In January our land is usually covered in a foot of snow, but this year we have seen a lot of rain and temperatures hovering right around the freezing point. This is the year that I learned how to put snow chains on my tires in order to navigate the iced-over hilly roads near us. We stay home as much as possible when conditions become severe, but when our country driveway looks like an ice-skating rink for a week it's nice to have the option to throw some chains on the tires, kick in the 4-wheel drive, and venture out. Also, I have a job now, so it's helpful if I show up when I'm supposed to. :)
I recently started as the new part-time library assistant in a beautiful, little 100+ year old library. I work a few afternoons a week and, so far, it is fitting in well with our homeschooling. I'm feeling so grateful that my husband mostly works from home and that his job (as a software developer) allows him to be flexible.
In order to make the roads passable, the local road crews sprinkle a mixture of salt and sand on the hills and curves. The girls and I were discussing how the sand provides some traction and the salt functions to lower the freezing temperature of the ice when I remembered a simple looking ice experiment that I had bookmarked ages ago. That evening I stuck some bowls full of water outside to freeze overnight. I was glad that I din't have to mess around with bowls of water in the freezer. Knowing my luck, they would have found a way to get tipped over before they froze.
This was a fun way to learn a little more about why they spread salt on icy roads. And it was pretty. I love it when things work out like that.
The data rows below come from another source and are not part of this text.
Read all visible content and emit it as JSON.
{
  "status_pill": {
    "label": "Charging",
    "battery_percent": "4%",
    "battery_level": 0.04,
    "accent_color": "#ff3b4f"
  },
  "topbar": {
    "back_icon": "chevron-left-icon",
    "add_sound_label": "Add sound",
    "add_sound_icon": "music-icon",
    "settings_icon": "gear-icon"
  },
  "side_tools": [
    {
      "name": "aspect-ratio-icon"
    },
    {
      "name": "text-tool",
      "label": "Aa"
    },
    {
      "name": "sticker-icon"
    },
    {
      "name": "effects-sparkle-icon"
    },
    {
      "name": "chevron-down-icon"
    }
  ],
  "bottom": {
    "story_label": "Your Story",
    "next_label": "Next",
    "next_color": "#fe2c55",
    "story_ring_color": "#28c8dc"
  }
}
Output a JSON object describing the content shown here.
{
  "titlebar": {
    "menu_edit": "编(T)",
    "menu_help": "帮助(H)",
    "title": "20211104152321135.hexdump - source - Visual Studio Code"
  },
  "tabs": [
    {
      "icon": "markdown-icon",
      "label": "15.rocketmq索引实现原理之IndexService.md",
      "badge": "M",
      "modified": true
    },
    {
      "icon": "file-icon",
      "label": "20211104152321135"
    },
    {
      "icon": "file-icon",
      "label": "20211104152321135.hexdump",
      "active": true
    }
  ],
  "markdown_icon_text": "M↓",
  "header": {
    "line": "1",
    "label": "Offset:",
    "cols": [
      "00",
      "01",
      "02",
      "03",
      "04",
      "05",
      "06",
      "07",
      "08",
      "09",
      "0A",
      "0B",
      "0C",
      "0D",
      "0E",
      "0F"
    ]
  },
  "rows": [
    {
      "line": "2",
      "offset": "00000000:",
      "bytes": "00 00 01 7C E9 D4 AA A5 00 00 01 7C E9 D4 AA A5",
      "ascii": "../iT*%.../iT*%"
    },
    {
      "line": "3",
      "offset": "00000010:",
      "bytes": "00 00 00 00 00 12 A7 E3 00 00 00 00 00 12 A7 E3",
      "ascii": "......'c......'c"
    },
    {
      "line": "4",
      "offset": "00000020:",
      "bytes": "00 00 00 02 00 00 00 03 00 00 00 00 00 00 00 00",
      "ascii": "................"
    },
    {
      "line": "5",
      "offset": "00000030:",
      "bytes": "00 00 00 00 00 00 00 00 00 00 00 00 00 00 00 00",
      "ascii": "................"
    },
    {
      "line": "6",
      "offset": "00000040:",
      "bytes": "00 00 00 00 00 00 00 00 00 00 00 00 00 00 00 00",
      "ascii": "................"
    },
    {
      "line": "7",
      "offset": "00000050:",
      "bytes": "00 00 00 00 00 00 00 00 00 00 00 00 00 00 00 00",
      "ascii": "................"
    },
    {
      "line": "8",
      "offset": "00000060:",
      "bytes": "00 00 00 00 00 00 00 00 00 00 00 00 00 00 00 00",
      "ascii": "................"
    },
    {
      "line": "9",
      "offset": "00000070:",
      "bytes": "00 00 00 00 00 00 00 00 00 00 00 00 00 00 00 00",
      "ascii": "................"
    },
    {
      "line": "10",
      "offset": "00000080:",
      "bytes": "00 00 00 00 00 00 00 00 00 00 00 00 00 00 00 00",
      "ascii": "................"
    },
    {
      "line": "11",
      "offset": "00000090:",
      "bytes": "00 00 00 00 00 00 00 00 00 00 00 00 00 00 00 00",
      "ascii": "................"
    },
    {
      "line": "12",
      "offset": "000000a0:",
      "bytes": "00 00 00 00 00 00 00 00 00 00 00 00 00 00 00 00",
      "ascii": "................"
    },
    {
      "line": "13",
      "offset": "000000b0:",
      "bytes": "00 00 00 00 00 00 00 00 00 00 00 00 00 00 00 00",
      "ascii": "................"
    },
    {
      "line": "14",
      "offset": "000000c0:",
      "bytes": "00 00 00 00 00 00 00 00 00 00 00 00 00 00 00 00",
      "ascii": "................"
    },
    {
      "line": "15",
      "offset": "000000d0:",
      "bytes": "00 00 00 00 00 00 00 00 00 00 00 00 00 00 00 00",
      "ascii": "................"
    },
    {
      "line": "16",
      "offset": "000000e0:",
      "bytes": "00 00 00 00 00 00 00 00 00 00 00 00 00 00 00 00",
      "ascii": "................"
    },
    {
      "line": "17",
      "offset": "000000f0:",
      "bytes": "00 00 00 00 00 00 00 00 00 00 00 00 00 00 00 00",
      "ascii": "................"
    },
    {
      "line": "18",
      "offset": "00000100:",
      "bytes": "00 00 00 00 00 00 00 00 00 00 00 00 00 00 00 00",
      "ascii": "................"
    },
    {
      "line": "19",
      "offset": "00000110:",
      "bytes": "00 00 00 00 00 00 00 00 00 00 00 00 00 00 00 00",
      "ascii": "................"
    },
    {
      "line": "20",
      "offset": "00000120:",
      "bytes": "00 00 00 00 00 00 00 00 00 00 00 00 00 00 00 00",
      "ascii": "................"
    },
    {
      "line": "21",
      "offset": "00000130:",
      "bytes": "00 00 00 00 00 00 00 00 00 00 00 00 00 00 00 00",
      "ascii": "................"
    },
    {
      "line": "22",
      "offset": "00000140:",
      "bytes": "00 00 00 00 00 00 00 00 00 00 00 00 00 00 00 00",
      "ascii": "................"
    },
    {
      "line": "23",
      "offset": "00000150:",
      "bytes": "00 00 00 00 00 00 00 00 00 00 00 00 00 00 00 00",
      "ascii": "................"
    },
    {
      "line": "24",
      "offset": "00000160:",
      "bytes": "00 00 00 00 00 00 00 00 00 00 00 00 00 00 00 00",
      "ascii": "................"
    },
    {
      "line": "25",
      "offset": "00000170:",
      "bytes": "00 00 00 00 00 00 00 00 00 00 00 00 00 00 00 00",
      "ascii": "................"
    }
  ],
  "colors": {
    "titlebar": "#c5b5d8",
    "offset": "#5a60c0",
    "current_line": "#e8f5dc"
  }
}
mini icicles everywhere
"When snow falls, nature listens." ~ Antoinette van Kleeff